A burst of tailwind is pushing forward the proposed Hermosa to Durango Bike Trail. And the city of Durango and La Plata County’s joint sales tax dollars are ideal to seed this project as early as 2024, as volunteers research all avenues of funding.
La Plata County has accepted a request for $250,000 from trail proponents and will approach the city in October about working together. Timing is good, momentum continually picks up and grant money is out there in this era of green infrastructure. The trail is expected to cost $6.5 million to $8 million and construction could take six to 10 years.
We’re hopeful the county and city will become a dynamic duo for this project that’s easy to love.
Consider the reasons why. Safety first. Getting cyclists off the shoulders of U.S. Highway 550 – makeshift, dangerous bike lanes – along with runners and pedestrians is a priority. County roads 203 and 250 are sketchy, too. A 10-foot-wide trail on a 70-foot-wide unused Colorado Department of Transportation right of way on the west side of Highway 550, all the way to Hermosa, is a much improved route. There’s room for both a multiuse trail and future highway expansions, if necessary.
That 70-foot-wide right of way is unencumbered. This is huge. No checkerboard of private property to acquire. This strip of land is wide open and practically asking to become a trail.

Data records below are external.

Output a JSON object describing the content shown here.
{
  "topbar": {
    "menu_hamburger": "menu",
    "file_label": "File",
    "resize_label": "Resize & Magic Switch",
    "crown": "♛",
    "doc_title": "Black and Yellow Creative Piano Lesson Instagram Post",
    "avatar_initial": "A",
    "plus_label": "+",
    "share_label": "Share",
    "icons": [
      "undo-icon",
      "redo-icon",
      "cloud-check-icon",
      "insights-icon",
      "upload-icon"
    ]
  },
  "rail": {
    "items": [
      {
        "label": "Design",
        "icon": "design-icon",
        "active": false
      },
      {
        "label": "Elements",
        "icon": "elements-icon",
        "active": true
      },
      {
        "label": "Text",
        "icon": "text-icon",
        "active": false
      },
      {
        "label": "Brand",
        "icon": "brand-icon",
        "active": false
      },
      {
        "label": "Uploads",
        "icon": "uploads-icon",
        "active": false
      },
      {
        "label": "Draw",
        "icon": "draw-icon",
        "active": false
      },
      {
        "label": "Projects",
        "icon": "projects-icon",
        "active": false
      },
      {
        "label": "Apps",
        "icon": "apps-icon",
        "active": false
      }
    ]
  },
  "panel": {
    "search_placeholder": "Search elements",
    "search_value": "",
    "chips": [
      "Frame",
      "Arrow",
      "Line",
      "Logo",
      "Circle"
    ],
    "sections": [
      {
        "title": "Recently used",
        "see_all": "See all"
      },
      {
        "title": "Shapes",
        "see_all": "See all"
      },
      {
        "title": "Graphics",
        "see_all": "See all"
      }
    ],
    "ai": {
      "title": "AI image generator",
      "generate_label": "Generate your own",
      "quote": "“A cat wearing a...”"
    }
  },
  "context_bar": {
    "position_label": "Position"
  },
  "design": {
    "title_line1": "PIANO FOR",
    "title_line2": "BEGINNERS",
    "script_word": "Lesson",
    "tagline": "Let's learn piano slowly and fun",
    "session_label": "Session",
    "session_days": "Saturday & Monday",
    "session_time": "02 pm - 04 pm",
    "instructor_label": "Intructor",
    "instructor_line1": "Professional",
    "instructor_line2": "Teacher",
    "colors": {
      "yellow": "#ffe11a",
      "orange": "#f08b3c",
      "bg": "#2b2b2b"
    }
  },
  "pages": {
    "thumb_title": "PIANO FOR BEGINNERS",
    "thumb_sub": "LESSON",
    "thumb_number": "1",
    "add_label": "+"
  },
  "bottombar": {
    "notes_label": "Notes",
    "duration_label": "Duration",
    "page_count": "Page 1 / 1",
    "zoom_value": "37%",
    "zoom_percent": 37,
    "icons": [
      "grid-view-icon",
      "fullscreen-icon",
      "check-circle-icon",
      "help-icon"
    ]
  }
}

The trail can’t come too soon. Electric bike traffic is increasing along Highway 550, especially for commuters. Through 2023, e-bikes across the globe are expected to increase 50%, according to Precedence Research. Stack this figure on top of ebike sales between 2019 and 2020, which grew 145% in the U.S. during the pandemic. Used ebikes are more common, making them more affordable.
Love them or not, ebikes are changing transportation. More and more, they will replace cars for daily commutes. Continued incentives and rebates make ebikes reasonable to own, too.
In Durango, the 2023 bike rebate application window closed with program funds fully allocated. But the state is offering rounds of rebate lotteries through October, where residents can try for up to $1,750 as Colorado launches a program aimed at reducing pollution from driving. Approximately 7,000 Coloradans will receive rebates this year through a $6.6 million allocation from the state’s Air Quality Improvement Investments program. Ten years from now, the number of electric bikes could easily rival vehicles on the road.
People need safe places to ride before leaving vehicles parked at home, and this bike trail perfectly connects the Hermosa Valley to Durango.
Trail enthusiast and retired architect Bob Wolff has a design in hand for a bridge over Hermosa Creek with a name already selected – the Ed Zink Memorial Bridge. A fitting tribute to the late civic-minded man skilled at boosterism who “put Durango on the map in the cycling world,” Wolff said. The trail would extend north for Hermosa residents and heading south, the trail would eventually connect with the Animas River Trail. “If we have the bridge, the trail will come,” Wolff said.
That is, after the money. If a federal grant requires a governmental fiscal agent, for example, the county could be that agent, with funds passing through the county before being spent on construction.
Too early to know whether the juice is worth the squeeze, but we like the prospects.
In February 2023, we opined about the Hermosa to Durango Bike Trail after the Southwest Transportation Planning Region added the proposed project to the 2045 Long Range Plan. STPR’s commission of reps from 16 political jurisdictions from Archuleta County to the Ute Mountain Ute Tribe to Dolores, voted unanimously for it. The STPR can bump up the trail ranking, prioritizing it to land on CDOT’s 10-year plan.
A longtime cyclist, Wolff first fell in love with an ebike in Zink’s barn. He took it for a spin, and the exhilaration of going farther and faster plastered a smile on his face.
The county’s interest and willingness to discuss the project with the city moves along the Hermosa to Durango Bike Trail project. The joint sales tax fund is the way to go.
Pardon us, but we have to say it – build it and they will ride it.